Whenever a line below includes the string "global", show it.

Excerpts from an interface dataset:
|---|
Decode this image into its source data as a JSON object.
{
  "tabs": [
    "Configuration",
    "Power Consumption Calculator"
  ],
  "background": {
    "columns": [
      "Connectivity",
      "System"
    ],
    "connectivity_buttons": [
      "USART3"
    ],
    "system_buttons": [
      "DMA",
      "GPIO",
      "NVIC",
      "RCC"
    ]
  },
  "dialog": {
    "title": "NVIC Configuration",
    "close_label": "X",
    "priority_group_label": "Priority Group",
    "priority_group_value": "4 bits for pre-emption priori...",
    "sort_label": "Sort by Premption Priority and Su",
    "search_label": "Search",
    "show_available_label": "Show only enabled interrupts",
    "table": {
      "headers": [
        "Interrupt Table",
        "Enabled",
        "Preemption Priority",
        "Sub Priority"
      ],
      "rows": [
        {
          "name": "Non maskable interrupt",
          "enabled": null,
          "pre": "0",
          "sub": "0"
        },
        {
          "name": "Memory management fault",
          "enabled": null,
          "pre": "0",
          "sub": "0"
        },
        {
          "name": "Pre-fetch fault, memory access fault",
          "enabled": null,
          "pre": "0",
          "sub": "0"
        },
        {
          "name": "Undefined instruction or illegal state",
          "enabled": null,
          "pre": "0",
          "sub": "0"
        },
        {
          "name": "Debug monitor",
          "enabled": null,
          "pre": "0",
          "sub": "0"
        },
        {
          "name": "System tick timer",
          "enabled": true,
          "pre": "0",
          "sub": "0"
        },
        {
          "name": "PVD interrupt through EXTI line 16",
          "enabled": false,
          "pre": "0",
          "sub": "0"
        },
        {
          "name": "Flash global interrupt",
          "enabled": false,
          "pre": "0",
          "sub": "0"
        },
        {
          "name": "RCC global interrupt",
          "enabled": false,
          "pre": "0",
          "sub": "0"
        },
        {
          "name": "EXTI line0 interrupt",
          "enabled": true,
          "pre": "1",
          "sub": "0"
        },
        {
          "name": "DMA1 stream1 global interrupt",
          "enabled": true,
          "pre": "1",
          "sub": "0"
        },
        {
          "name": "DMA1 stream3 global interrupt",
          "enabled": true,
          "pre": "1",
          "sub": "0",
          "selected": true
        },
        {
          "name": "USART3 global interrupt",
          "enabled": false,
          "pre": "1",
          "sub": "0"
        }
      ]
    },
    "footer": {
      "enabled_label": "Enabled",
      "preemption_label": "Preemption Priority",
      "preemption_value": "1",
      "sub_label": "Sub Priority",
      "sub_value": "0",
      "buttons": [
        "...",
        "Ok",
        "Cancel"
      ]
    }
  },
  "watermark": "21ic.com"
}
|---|
# ANSWER SECTION
          "name": "Flash global interrupt",
          "name": "RCC global interrupt",
          "name": "DMA1 stream1 global interrupt",
          "name": "DMA1 stream3 global interrupt",
          "name": "USART3 global interrupt",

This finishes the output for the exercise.